*EXERCISE REQUIREMENTS*. Scan the lines below for the word "description". Copy each line you find it in.

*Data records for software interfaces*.
***

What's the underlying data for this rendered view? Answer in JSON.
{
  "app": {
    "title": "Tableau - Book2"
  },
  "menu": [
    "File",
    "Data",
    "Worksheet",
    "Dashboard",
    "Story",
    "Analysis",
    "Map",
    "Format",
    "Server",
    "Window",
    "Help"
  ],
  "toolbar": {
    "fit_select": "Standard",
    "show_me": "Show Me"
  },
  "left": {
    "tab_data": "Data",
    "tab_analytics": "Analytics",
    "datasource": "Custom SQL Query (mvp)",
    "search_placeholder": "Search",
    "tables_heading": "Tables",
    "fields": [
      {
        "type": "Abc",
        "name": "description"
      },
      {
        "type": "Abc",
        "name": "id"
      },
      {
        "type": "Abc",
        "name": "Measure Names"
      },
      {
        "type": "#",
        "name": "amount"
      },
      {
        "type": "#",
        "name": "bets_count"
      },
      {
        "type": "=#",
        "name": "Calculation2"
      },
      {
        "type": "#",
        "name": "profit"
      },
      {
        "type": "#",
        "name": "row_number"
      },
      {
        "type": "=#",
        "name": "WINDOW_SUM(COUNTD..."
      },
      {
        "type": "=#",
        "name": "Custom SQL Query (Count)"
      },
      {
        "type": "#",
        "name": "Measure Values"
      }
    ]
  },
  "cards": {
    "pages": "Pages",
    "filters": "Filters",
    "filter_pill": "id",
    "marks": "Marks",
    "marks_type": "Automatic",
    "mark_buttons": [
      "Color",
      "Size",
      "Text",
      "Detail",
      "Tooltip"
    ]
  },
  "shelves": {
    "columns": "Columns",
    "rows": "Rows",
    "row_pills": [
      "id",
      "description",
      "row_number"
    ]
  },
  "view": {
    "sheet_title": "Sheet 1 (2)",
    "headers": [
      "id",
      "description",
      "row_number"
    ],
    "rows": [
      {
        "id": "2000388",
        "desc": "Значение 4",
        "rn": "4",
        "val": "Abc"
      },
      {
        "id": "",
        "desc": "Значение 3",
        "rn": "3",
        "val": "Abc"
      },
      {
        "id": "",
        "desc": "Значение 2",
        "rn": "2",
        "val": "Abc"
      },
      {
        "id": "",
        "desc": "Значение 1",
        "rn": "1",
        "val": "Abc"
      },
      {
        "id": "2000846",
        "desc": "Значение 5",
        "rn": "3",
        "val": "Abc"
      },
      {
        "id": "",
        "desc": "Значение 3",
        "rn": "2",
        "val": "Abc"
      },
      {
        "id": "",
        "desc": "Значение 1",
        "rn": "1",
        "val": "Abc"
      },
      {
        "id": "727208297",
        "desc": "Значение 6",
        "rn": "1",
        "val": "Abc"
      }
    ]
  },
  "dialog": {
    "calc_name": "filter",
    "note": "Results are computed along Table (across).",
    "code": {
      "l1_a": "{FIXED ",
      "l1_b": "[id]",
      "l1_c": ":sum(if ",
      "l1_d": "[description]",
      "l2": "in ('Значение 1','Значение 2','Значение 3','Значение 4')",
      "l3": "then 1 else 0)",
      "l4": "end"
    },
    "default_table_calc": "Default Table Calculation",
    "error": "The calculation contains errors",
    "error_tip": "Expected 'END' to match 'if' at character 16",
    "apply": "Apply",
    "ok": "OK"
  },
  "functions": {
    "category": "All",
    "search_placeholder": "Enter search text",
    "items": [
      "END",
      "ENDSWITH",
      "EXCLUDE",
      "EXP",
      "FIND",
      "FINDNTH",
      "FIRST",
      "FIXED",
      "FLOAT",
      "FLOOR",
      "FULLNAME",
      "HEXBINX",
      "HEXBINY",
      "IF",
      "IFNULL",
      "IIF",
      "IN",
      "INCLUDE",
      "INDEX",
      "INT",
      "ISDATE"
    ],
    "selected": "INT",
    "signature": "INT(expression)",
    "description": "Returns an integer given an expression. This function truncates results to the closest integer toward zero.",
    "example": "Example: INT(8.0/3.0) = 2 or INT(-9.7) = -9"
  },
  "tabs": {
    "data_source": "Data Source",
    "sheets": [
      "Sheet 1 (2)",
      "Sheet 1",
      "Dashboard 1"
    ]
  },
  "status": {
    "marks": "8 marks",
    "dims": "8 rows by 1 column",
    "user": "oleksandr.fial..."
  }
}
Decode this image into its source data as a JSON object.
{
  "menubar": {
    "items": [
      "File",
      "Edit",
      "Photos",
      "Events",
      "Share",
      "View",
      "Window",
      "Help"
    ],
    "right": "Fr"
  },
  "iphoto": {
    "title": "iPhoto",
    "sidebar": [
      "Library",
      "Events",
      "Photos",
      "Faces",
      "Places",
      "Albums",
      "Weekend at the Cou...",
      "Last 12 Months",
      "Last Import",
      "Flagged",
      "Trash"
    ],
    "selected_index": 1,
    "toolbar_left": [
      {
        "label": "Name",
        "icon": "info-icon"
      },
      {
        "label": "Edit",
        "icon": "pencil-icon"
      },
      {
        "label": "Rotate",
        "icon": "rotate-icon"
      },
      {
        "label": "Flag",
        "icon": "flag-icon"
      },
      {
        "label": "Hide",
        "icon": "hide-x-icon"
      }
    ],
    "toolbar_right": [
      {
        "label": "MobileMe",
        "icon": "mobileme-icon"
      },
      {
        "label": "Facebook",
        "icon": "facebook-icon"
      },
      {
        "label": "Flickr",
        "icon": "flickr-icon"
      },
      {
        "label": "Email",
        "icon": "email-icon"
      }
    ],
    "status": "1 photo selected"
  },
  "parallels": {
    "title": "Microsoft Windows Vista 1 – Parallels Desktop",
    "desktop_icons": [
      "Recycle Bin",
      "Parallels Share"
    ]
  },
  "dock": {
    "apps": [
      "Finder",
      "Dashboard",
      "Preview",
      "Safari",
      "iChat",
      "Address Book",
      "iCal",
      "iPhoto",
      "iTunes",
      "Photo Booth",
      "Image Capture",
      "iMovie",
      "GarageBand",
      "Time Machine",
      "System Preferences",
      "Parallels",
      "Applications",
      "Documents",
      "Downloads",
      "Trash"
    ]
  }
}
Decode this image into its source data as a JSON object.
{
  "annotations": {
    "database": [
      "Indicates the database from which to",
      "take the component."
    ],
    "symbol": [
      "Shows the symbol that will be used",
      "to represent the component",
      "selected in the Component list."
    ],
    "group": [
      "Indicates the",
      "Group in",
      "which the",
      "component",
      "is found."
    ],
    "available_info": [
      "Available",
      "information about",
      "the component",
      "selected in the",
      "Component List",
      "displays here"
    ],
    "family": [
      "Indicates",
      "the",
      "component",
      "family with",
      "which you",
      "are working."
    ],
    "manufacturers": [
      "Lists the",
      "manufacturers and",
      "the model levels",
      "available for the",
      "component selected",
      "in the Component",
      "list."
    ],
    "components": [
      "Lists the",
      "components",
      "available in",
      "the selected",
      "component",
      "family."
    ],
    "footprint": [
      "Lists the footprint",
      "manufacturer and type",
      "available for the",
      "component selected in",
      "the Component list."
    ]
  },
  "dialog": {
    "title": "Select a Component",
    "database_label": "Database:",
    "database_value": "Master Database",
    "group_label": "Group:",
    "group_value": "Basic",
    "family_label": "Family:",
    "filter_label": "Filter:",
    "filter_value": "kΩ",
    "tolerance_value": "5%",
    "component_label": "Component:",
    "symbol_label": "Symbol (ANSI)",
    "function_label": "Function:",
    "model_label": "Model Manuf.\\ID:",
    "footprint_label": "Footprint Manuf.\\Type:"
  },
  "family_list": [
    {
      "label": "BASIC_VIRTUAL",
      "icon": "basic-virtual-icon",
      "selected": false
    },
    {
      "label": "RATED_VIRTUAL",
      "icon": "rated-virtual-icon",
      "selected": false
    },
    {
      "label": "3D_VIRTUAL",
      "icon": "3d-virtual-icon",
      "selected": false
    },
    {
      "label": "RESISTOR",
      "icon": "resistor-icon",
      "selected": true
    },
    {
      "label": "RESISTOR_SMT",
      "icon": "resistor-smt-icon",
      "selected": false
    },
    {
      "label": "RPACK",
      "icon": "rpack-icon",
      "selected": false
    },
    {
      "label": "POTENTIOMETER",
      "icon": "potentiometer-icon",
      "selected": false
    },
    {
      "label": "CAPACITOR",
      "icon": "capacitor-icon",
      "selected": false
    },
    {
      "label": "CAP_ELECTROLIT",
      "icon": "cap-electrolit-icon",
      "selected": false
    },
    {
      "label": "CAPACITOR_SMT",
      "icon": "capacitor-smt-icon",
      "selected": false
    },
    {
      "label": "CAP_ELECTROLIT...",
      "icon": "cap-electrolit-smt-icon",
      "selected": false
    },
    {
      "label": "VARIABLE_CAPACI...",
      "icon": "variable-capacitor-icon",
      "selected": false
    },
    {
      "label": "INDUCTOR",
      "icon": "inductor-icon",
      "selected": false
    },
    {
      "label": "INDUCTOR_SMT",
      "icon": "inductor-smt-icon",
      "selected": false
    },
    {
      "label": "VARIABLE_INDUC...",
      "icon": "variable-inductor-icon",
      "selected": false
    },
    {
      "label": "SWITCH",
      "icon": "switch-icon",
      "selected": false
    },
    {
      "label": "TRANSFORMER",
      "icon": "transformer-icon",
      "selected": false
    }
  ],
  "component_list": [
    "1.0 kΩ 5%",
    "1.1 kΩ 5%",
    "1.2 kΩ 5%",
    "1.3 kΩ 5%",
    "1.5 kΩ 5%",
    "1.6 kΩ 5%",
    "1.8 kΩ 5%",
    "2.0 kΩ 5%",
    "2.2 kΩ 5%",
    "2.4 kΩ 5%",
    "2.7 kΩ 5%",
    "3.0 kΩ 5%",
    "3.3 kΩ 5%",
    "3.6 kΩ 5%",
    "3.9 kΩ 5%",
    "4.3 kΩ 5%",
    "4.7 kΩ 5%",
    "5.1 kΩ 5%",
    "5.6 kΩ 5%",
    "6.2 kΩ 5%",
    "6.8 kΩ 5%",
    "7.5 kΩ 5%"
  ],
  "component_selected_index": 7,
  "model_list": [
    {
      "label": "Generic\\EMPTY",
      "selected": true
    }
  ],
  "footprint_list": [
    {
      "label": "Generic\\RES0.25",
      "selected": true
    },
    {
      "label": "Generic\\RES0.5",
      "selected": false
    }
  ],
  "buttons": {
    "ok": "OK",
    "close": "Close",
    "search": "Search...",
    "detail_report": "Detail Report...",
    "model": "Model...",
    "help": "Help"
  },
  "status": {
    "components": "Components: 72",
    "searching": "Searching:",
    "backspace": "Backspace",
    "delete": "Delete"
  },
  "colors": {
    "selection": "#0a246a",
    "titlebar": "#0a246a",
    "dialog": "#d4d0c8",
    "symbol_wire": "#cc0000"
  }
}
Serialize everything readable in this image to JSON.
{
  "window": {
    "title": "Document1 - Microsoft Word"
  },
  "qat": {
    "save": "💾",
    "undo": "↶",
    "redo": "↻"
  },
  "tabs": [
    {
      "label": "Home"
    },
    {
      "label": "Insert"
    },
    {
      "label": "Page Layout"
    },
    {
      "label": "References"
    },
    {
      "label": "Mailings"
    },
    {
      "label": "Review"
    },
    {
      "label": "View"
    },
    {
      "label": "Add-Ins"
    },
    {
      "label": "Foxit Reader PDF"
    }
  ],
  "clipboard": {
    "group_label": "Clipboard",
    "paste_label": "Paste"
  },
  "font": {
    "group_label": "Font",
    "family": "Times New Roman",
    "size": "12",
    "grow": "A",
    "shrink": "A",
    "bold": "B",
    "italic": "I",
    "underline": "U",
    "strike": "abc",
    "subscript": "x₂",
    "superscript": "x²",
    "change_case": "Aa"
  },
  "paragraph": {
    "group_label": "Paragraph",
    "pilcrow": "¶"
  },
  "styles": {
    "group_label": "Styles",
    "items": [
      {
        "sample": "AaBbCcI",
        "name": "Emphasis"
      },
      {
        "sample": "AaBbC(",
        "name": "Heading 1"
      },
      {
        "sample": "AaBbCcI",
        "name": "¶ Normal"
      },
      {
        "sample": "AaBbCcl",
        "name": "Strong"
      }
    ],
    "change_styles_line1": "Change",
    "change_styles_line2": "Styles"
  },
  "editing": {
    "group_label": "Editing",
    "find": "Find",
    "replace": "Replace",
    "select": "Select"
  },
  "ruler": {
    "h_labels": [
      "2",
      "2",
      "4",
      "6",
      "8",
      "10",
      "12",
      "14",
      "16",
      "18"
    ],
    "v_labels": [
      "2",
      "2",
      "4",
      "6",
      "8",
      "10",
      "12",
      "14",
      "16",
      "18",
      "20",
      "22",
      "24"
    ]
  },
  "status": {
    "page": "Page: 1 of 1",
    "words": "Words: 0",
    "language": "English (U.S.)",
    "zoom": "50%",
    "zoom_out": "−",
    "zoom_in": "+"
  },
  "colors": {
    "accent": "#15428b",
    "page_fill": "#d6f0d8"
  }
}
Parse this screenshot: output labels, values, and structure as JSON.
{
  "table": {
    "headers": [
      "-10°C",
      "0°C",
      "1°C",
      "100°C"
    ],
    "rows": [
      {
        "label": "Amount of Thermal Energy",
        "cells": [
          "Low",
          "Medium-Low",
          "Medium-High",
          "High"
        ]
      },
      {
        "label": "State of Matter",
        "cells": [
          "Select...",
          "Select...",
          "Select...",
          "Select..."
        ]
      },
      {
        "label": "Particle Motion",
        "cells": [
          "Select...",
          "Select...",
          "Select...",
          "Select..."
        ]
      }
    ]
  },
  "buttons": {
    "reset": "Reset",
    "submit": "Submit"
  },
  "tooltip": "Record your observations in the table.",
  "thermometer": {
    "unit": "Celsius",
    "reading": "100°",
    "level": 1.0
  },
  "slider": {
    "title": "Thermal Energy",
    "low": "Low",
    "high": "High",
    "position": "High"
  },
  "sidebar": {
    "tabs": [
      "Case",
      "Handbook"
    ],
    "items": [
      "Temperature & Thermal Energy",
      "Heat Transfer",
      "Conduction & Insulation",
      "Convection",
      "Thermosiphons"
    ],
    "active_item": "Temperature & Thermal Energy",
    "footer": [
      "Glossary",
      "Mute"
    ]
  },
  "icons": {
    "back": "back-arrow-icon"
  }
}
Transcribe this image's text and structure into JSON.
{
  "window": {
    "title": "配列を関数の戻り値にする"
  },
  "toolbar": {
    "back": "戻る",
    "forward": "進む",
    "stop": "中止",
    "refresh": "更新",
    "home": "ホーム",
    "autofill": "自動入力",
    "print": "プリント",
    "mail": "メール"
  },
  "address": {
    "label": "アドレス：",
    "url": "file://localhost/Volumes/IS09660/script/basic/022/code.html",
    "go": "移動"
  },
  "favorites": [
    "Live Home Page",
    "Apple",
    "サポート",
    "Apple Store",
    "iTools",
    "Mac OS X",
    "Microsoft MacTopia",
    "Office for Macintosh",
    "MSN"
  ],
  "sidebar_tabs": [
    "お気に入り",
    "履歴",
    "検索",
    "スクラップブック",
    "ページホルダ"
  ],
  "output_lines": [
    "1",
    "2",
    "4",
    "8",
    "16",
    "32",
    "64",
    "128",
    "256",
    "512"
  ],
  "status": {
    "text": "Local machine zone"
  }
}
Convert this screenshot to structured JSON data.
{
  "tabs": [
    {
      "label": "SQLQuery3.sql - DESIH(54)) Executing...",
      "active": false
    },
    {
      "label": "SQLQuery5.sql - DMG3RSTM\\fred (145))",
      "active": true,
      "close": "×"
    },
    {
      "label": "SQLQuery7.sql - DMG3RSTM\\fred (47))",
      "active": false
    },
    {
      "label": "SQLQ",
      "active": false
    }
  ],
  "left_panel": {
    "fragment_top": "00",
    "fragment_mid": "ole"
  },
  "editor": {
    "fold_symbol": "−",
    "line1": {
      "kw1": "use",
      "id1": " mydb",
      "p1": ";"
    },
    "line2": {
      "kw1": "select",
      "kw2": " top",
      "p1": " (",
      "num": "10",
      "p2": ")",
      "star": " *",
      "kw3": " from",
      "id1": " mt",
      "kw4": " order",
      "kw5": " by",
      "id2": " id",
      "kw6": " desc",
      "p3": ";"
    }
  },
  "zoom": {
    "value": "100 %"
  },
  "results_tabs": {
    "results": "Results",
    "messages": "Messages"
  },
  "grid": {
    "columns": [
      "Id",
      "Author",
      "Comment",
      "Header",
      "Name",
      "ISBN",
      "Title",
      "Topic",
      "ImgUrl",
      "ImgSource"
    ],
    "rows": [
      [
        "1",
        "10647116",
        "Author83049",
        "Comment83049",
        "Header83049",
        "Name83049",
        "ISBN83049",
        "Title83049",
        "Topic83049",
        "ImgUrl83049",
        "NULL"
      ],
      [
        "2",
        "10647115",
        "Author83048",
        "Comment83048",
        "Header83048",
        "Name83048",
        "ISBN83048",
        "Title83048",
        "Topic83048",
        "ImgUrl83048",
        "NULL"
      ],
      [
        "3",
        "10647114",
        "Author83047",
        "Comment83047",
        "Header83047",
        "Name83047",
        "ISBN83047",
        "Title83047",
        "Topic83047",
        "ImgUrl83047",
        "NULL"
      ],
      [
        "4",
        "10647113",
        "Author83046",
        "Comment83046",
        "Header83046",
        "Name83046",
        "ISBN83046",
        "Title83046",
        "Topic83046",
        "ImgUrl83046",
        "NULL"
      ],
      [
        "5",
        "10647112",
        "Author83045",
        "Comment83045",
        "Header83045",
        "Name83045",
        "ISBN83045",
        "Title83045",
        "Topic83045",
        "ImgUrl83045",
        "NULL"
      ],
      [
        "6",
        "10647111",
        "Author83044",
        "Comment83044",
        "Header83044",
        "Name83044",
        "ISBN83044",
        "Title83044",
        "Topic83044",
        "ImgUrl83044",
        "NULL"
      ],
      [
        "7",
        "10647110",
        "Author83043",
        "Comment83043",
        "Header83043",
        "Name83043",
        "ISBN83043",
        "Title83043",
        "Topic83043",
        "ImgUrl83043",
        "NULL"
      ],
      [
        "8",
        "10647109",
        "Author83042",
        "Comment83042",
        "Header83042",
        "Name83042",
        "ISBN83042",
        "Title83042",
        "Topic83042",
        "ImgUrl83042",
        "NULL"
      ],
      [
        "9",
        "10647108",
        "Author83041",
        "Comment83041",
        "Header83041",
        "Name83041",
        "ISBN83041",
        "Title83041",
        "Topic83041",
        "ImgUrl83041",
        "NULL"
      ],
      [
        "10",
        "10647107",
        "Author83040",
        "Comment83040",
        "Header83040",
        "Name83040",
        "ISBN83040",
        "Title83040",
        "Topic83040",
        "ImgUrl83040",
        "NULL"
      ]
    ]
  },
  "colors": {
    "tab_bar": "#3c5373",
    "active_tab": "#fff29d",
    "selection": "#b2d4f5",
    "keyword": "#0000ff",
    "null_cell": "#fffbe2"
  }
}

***

*THE COMPLETED TASK*.
        "name": "description"
      "description",
      "description",
      "l1_d": "[description]",
    "description": "Returns an integer given an expression. This function truncates results to the closest integer toward zero.",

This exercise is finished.